Paula: I thought, personally, that my Program Director was going to be a veteran teacher. I was under the impression they would be a master teacher. Because a Program Director is somebody who is in charge of 20 or 30 Corps Members; and so I was like, that person has got to be a master teacher, a veteran teacher. And, as far as I could tell, all of them have two, maybe three years of experience.
You think they also came from TFA? Or were they traditionally trained?
Paula: Oh, they were all TFA.
Michelle: Yeah, they were all TFA.
So, they had five weeks of training, as well. No actual degree in education, and they were training you?
Paula: They were not really training us. They were kind of like your big brother or big sister. Like, my Program Director taught two or three years in the Mississippi Delta. She did not teach in New Orleans, and she taught a different grade level from what I taught. She was from Michigan. The first time I met her, she really made a big show of being tough. I thought that would mean that she was going to really challenge me, but what I realized at a certain point, she just didn’t know what she was doing, and she was over-extended and that meant she wasn’t going to support me really, and she wasn’t going to be in my way. Also, at Institute I taught a very different thing: I taught elementary math and then in New Orleans, I taught middle school, almost every subject.
What made you start to become really critical about TFA?
Michelle: Well, I was increasingly disillusioned, starting with Institute, but then throughout my teaching experience with TFA, I felt totally unsupported by them. And the more I taught, the more I realized that I disagreed with their philosophy. I was really frustrated with the lack of transparency about their pedagogy and theory with us, and this idea they told us: “Here is how you teach!” As if there was just one way. But I did my own reading and research. I decided that I wanted to continue teaching, but I just couldn’t continue doing it because I had only been taught this way of teaching that I felt was really dehumanizing to both them and to me, and the whole culture was just incredibly militant and about standardized test scores and not about teaching, not about children, not about communities— God no! We just started learning. I stopped teaching, and I knew I had to educate myself: I read Linda Darling-Hammond; I read Diane Ravitch; and I went to hear Gloria Ladson-Billings, Lisa Delpit and Kristen Buras at a conference at UNO.

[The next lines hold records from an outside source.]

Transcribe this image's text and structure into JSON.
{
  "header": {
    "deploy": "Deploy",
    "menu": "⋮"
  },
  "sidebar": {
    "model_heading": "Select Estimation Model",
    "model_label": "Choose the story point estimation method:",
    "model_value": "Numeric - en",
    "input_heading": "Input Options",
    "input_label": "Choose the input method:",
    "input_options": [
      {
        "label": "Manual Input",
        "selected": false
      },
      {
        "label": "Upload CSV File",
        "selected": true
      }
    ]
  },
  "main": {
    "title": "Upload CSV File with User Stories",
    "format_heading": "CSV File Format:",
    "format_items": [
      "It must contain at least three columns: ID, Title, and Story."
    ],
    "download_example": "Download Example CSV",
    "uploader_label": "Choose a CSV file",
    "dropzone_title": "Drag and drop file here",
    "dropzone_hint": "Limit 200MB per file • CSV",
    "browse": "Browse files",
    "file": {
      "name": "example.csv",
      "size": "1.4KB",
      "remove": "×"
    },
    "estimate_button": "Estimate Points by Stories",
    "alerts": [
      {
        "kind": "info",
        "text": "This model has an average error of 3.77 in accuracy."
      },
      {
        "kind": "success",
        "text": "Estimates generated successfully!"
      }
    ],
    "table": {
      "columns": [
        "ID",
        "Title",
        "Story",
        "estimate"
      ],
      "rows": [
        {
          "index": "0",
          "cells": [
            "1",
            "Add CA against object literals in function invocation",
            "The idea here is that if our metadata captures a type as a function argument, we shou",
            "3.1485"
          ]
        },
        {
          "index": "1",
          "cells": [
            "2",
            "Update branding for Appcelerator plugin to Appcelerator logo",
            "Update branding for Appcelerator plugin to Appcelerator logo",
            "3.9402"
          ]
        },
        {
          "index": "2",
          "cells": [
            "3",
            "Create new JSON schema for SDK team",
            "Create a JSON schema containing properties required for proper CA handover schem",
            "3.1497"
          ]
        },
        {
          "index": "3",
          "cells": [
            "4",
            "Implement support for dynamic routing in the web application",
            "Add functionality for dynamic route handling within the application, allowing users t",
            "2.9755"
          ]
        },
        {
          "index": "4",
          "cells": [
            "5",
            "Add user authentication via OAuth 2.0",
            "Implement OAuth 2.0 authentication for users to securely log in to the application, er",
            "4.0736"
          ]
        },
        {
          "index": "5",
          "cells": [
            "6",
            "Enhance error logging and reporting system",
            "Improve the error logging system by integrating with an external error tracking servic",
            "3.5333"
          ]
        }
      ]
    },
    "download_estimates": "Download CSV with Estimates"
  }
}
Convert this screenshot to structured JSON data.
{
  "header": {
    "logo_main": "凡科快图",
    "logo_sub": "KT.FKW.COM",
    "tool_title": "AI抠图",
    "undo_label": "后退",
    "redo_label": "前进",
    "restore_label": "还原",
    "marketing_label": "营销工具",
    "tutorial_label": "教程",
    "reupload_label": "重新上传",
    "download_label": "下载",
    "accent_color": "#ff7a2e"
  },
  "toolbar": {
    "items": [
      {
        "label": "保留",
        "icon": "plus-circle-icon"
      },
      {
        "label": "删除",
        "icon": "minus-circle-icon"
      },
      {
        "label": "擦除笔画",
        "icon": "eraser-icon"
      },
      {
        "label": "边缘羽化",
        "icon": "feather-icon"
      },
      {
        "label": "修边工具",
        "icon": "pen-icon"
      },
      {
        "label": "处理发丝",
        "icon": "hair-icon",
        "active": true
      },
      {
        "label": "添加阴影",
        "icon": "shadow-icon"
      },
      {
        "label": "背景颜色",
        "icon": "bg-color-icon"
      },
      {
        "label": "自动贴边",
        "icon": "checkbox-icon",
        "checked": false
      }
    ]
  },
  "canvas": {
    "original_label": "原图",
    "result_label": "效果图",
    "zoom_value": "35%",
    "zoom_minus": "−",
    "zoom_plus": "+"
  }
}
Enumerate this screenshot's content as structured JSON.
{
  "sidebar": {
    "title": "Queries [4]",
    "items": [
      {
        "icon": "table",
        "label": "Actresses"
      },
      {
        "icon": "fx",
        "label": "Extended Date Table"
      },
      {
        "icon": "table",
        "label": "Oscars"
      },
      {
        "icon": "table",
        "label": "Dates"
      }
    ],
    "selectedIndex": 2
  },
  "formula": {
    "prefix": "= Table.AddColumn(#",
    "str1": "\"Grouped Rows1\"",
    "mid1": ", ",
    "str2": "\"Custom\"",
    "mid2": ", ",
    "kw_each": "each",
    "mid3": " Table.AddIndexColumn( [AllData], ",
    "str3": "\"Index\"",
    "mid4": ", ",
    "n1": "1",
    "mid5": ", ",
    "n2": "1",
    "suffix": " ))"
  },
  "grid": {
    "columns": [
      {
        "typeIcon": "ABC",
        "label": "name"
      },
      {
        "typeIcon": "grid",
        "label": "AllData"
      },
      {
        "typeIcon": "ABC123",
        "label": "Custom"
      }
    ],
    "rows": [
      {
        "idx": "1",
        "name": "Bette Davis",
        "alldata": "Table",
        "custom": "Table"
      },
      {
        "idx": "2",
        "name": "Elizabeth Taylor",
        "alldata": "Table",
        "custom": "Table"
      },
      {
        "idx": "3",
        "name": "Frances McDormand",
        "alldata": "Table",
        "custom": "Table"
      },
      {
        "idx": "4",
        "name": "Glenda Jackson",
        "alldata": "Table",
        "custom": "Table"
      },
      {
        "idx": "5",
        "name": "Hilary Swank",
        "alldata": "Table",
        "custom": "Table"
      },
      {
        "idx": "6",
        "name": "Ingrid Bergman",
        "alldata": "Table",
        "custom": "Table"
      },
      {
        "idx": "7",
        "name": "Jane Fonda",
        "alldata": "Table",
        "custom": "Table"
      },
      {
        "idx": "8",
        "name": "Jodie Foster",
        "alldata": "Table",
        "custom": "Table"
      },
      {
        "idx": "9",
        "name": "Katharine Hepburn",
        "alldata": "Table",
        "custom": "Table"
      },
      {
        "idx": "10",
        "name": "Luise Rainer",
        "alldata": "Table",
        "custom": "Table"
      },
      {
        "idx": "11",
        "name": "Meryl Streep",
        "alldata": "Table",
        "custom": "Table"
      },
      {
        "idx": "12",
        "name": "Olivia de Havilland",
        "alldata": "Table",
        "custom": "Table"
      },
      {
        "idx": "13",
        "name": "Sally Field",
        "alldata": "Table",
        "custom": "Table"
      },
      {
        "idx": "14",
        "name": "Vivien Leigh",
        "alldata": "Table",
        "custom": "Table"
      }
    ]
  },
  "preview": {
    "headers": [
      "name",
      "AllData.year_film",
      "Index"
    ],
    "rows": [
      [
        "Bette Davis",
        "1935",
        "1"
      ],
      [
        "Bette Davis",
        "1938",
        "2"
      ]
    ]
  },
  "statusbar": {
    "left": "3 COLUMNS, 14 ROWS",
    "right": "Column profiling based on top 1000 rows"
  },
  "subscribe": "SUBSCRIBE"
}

Paula: I similarly was disillusioned, and I wanted to teach, too. I really cared about my students but I knew… The school that I taught at was so fragmented. It was so out of control from the way the district was treating the school and the way the culture of the school itself was. It was so crazy, and I never had a consistent position at the school, so I didn’t feel like I could learn, and I didn’t feel like I could grow as a teacher in that position. TFA was not supporting me, whatsoever. They would say that they would come and observe me, but they would often miss those dates. I think they were afraid to come visit my school because it was a dangerous school to go to, and we had police. I think they were scared to go there, but I had to go there every day and develop relationships with my students who I cared about. But I didn’t know how to teach in that environment, and I knew that there was so much that I had to learn. And, I knew that if I actually wanted to be a teacher, staying in that school and staying with the totally incompetent training that I got from TFA was not the way I was going to become the educator that I wanted to be. So, if I was going to do that, I knew I needed to quit and find that training elsewhere.